Shades of 1970! You may think that I dug this argument out of a time machine, but an entire speech detailing this 1970 silver pitch was, according to reports, one of the most popular at the 1982 New Orleans gold conference.
This argument was true once but is no longer so. The market has demonstrated already that the fundamental value of silver is somewhere between $10 and $15. Throughout 1980 and 1981, there was a surplus of silver rather than a shortage. Neither supply nor demand is inelastic once you get up to $10 or so.
7. Silver will rise for all the same reasons as for gold; but because the gold-silver ratio is so high now, silver will have a bigger price increase than gold will.
It is assumed that gold and silver must move in the same direction.

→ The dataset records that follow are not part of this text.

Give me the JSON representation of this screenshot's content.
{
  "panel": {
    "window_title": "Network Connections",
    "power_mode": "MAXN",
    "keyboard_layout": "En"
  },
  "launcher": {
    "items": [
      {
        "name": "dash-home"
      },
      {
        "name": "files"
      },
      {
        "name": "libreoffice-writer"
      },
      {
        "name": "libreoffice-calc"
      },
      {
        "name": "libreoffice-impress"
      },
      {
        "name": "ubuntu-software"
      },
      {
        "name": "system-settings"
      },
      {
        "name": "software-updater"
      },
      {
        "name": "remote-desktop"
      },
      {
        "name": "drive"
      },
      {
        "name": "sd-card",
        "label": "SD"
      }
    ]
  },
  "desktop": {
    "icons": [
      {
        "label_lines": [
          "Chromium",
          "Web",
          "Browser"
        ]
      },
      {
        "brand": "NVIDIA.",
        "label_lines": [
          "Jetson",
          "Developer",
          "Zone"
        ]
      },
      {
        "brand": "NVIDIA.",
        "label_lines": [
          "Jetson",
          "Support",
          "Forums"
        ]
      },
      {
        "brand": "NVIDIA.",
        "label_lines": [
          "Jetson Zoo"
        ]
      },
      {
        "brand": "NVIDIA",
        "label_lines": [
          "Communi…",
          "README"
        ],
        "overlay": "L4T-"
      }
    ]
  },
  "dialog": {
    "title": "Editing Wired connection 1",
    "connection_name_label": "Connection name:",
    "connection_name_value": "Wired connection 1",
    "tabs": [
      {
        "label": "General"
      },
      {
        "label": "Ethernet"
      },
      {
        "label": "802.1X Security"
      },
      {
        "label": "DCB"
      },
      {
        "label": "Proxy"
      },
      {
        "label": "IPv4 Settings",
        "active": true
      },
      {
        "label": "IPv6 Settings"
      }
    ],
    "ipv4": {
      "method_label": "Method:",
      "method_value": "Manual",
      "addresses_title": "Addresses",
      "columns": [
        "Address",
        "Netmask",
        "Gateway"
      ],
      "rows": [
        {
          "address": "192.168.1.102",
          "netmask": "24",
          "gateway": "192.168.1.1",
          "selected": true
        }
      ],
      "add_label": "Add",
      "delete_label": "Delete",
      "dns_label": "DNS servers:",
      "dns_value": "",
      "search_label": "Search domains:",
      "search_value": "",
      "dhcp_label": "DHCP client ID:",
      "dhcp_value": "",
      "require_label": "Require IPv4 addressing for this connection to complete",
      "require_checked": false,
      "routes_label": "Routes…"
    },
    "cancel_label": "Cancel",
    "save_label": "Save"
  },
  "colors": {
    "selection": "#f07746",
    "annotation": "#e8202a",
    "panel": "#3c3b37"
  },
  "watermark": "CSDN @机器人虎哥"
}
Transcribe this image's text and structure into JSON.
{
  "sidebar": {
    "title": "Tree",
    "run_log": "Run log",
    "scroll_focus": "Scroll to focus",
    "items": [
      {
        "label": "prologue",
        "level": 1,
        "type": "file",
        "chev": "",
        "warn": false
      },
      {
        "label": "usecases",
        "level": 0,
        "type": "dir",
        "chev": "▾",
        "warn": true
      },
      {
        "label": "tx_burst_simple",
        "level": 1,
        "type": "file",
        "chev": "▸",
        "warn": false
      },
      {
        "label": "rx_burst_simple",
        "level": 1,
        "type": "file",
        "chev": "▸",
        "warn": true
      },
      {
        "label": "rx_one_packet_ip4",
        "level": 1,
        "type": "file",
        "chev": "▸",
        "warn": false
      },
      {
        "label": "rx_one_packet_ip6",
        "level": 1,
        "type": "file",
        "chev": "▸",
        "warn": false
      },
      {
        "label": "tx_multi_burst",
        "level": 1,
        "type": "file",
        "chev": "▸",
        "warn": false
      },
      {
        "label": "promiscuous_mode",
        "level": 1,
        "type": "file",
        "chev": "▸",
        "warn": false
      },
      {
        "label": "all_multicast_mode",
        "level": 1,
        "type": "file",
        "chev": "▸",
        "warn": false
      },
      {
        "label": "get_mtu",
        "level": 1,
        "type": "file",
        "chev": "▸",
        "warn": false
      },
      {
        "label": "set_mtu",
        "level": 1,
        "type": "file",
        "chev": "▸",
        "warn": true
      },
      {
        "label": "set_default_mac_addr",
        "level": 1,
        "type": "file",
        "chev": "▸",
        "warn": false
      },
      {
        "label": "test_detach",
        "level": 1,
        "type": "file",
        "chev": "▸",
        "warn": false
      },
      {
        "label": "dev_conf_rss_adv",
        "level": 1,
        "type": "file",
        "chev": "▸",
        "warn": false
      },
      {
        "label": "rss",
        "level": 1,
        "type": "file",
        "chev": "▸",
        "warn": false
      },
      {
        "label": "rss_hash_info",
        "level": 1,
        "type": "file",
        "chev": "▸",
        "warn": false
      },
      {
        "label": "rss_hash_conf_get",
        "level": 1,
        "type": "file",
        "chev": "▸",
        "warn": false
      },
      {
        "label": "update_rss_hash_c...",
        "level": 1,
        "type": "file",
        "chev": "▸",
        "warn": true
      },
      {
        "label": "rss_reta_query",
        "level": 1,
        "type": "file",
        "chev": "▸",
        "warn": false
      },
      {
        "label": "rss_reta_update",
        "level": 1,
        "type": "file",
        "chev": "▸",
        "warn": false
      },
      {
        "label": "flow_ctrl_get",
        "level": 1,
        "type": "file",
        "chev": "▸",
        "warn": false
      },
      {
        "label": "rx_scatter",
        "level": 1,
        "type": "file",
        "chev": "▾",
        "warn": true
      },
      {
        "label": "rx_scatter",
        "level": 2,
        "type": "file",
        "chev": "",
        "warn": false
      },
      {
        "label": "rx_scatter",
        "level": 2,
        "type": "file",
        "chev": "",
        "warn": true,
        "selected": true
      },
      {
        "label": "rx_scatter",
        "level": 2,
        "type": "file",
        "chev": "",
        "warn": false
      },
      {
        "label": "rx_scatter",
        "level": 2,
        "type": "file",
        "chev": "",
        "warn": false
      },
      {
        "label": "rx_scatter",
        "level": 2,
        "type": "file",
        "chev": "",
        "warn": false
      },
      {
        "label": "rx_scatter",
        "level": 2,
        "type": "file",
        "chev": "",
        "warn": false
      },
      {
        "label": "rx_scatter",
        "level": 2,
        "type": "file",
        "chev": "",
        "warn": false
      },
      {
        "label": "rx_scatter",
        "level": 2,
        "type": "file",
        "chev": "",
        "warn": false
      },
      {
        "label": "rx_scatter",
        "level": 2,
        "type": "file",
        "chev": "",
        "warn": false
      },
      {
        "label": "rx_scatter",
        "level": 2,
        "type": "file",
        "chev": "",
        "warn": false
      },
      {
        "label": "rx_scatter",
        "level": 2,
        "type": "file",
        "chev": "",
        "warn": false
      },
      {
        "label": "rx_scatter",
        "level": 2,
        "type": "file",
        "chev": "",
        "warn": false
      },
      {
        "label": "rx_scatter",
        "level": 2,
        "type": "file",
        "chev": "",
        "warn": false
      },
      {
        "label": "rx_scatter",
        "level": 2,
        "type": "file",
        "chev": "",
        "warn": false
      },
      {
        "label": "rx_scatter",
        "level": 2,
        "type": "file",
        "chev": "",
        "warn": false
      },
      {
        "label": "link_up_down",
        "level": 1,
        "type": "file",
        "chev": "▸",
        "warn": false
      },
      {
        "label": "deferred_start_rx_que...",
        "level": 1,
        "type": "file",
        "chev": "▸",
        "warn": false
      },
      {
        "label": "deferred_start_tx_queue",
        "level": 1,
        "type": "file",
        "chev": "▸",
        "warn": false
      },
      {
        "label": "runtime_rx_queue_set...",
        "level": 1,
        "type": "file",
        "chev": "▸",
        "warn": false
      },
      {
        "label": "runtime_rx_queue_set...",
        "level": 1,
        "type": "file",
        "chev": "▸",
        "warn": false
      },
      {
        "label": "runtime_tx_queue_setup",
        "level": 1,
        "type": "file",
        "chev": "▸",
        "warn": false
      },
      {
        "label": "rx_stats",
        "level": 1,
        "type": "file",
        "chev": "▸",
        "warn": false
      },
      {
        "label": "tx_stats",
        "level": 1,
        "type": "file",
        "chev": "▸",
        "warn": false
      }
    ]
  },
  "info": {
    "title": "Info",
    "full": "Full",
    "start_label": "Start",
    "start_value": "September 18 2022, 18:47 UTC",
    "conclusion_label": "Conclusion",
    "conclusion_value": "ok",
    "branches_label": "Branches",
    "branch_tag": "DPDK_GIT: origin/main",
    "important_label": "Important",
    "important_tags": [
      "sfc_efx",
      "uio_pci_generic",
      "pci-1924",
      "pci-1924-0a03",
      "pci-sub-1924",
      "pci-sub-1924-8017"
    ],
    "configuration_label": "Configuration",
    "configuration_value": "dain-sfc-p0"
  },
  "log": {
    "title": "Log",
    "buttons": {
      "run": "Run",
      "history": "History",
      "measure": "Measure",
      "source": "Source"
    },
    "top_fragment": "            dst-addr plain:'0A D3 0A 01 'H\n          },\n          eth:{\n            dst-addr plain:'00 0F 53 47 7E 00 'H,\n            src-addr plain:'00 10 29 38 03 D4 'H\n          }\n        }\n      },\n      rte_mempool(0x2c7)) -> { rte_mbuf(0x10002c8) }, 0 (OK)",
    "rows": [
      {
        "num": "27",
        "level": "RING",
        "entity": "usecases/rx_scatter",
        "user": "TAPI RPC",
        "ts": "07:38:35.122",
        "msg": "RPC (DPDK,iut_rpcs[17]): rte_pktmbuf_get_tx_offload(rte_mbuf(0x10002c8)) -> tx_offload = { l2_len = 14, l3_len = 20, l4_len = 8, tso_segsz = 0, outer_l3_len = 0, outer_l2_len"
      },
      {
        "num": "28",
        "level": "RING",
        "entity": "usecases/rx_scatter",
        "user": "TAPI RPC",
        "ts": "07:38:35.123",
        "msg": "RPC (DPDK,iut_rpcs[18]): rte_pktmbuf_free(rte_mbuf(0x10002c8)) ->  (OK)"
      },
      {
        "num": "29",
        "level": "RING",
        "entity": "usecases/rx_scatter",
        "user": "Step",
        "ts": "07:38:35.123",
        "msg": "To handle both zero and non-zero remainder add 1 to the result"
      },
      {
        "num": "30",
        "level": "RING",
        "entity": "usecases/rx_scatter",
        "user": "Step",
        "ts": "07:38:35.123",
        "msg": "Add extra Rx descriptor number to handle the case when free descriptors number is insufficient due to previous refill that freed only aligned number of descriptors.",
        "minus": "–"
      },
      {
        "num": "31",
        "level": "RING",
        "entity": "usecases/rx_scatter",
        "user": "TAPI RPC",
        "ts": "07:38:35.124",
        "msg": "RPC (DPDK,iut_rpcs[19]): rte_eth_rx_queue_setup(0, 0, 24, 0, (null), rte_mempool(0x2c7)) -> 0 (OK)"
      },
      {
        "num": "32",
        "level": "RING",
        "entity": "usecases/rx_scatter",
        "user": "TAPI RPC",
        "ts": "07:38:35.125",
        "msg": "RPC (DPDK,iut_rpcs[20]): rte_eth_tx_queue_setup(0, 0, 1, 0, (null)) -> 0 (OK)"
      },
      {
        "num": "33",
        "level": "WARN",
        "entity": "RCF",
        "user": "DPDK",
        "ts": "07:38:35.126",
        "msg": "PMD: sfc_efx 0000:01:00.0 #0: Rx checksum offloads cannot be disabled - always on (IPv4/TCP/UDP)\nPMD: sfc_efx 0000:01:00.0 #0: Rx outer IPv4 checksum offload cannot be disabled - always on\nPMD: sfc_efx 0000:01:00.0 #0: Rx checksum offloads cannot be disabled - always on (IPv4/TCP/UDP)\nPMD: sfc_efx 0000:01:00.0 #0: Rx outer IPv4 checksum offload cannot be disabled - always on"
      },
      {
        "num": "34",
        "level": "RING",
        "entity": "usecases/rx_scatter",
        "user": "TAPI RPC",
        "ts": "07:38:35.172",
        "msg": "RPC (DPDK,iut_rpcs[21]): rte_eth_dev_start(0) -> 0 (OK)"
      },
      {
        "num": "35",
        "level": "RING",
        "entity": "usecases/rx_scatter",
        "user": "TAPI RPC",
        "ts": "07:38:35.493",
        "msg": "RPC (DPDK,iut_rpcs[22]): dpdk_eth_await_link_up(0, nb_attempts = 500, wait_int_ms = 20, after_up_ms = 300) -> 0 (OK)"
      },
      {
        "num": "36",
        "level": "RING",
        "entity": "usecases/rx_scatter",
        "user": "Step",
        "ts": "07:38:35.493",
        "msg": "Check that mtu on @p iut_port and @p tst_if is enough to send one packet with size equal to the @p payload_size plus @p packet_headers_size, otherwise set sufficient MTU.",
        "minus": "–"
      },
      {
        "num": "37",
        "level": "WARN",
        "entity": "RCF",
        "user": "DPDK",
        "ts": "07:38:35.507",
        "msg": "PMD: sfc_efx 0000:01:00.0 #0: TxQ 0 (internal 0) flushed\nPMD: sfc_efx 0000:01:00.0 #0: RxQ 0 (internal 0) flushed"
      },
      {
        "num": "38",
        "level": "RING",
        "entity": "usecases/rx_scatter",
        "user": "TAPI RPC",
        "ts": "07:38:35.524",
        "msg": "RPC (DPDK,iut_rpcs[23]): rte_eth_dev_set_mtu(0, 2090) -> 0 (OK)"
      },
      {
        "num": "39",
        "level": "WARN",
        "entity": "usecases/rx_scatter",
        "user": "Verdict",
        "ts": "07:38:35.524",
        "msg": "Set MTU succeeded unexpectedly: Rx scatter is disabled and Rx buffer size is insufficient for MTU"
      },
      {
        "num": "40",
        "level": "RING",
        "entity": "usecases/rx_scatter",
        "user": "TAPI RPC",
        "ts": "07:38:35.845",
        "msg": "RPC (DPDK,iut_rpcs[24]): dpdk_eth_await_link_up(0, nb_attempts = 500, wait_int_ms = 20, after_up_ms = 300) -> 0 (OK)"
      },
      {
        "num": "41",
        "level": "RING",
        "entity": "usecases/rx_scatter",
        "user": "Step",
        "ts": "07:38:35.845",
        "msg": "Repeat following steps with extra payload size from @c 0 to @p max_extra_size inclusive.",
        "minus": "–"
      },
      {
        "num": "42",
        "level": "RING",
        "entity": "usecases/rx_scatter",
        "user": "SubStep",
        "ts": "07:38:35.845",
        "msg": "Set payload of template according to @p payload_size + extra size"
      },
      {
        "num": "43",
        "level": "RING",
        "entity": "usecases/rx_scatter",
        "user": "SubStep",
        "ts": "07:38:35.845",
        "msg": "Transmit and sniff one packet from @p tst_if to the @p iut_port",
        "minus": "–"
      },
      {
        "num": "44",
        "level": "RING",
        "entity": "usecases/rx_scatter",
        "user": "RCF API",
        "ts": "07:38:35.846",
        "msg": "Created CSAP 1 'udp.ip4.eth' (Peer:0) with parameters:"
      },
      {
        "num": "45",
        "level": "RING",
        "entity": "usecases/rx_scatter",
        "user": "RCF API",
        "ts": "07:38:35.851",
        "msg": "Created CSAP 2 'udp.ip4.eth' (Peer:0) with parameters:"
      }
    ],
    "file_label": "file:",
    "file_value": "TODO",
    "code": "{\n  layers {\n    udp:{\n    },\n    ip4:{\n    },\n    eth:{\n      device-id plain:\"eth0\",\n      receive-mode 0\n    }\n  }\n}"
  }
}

In fact, the historical record is otherwise.
The graph below shows the trends for gold and silver over the past 16 years, but with the price movements smoothed out to show the basic trend direction at any given time. At first glance, it appears that gold and silver have moved together over these 16 years.
But look more Closely at the graph. For the entire four years of 1974–77, for example, gold and silver were in different trends. While silver was dropping, gold was rising; then silver was in a three-year sideways trend, while gold was in a bear market and then a bull market. Would you have done well during these four years by assuming that gold and silver always move together? In fact, during the 190 months covered by the graph, the two commodities were moving in the same direction during only 104 months, or 55 percent of the time—no more often than might be the case in any random pairing of investments.
Because gold and silver began their latest bear markets together in January 1980 and appear to have ended them together in June 1982, it's easy to think they always move together. Most commodities, however, moved into downtrends in January 1980; gold and silver just happened to be two of them.
As for the gold-silver ratio, there's no natural law dictating what that ratio should be. And investors who think they have a sure thing playing ratios get burned in the end.
One example occurred in 1977. The German mark historically had sold at a premium to the Swiss franc. When the franc "temporarily" rose above the mark, "savvy" investors knew to buy the mark and sell the franc short; they couldn't lose, because the mark would eventually rise above the franc again. Today, five years later, the franc has risen to an 18 percent premium above the mark—a bigger premium than in 1977.
Other investors are waiting for the platinum price to return to its "historical premium" over gold. That premium that hasn't existed for over two years.
Gold and silver are separate commodities with separate fundamentals. Gold is primarily a monetary metal, and silver is primarily an industrial metal. Each should be judged on its own merits.
I believe it's more likely that gold and silver will go their separate ways over the coming years. If there's turmoil, gold will rise and silver will drop. If there's prosperity, gold will drop and silver will rise.
Pat arguments and sure things are almost always wrong. In the early 1970s, "everyone knew" that the dollar would never be devalued because it was the reserve currency of the world. But investors who stood apart from the crowd made most of the profits of the 1970s—by betting against the dollar and for gold, silver, and strong foreign currencies.
Today, those outcast-investments of the 1970s are respectable. And the crowd is ready to reap its profits by betting that the 1970s will be repeated in the 1980s. The arguments I've discussed in this article are some of those upon which the crowd is depending.
I'm not saying that gold and silver are dead and buried. But I believe they should be treated with more caution than seemed appropriate 10 years ago.
Harry Browne is the author of numerous investment books, as well as How I Found Freedom in an Unfree World, and is the editor of an investment newsletter, Harry Browne's Special Reports, from which this article is adapted by permission of the publisher.
This article originally appeared in print under the headline "Beware These Gold & Silver Myths".